* _What the task requires_
Quote the entries that follow exactly, leaving none out.

--------------------

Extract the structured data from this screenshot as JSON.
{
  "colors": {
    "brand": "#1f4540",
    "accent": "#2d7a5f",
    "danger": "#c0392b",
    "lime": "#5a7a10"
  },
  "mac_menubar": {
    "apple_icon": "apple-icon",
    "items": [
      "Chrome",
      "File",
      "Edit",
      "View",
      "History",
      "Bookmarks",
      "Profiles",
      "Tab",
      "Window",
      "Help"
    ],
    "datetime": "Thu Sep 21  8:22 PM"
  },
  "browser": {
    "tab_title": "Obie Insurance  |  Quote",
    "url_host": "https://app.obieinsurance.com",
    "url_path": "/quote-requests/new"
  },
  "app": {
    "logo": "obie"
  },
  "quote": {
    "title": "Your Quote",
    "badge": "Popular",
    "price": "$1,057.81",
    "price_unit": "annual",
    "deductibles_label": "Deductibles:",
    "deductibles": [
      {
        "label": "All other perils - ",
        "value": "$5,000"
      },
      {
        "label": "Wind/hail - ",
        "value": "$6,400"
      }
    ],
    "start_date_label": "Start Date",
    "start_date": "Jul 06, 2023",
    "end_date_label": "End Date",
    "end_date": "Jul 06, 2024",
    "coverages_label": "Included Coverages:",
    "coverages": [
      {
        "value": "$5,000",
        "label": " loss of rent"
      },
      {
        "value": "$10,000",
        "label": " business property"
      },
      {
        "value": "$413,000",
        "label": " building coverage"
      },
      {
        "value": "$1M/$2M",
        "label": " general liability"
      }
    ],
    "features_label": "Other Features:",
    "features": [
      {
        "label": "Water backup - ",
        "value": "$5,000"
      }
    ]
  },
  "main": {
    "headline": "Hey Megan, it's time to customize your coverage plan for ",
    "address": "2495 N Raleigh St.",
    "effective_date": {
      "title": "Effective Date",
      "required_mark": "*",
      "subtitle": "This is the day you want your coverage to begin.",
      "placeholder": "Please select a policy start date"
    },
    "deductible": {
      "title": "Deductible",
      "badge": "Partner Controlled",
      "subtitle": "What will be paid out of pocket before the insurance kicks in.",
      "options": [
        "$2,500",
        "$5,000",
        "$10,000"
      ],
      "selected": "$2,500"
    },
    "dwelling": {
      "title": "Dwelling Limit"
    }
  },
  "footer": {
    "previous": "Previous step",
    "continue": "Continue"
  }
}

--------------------

* _Solution_
Extract the structured data from this screenshot as JSON.
{
  "colors": {
    "brand": "#1f4540",
    "accent": "#2d7a5f",
    "danger": "#c0392b",
    "lime": "#5a7a10"
  },
  "mac_menubar": {
    "apple_icon": "apple-icon",
    "items": [
      "Chrome",
      "File",
      "Edit",
      "View",
      "History",
      "Bookmarks",
      "Profiles",
      "Tab",
      "Window",
      "Help"
    ],
    "datetime": "Thu Sep 21  8:22 PM"
  },
  "browser": {
    "tab_title": "Obie Insurance  |  Quote",
    "url_host": "https://app.obieinsurance.com",
    "url_path": "/quote-requests/new"
  },
  "app": {
    "logo": "obie"
  },
  "quote": {
    "title": "Your Quote",
    "badge": "Popular",
    "price": "$1,057.81",
    "price_unit": "annual",
    "deductibles_label": "Deductibles:",
    "deductibles": [
      {
        "label": "All other perils - ",
        "value": "$5,000"
      },
      {
        "label": "Wind/hail - ",
        "value": "$6,400"
      }
    ],
    "start_date_label": "Start Date",
    "start_date": "Jul 06, 2023",
    "end_date_label": "End Date",
    "end_date": "Jul 06, 2024",
    "coverages_label": "Included Coverages:",
    "coverages": [
      {
        "value": "$5,000",
        "label": " loss of rent"
      },
      {
        "value": "$10,000",
        "label": " business property"
      },
      {
        "value": "$413,000",
        "label": " building coverage"
      },
      {
        "value": "$1M/$2M",
        "label": " general liability"
      }
    ],
    "features_label": "Other Features:",
    "features": [
      {
        "label": "Water backup - ",
        "value": "$5,000"
      }
    ]
  },
  "main": {
    "headline": "Hey Megan, it's time to customize your coverage plan for ",
    "address": "2495 N Raleigh St.",
    "effective_date": {
      "title": "Effective Date",
      "required_mark": "*",
      "subtitle": "This is the day you want your coverage to begin.",
      "placeholder": "Please select a policy start date"
    },
    "deductible": {
      "title": "Deductible",
      "badge": "Partner Controlled",
      "subtitle": "What will be paid out of pocket before the insurance kicks in.",
      "options": [
        "$2,500",
        "$5,000",
        "$10,000"
      ],
      "selected": "$2,500"
    },
    "dwelling": {
      "title": "Dwelling Limit"
    }
  },
  "footer": {
    "previous": "Previous step",
    "continue": "Continue"
  }
}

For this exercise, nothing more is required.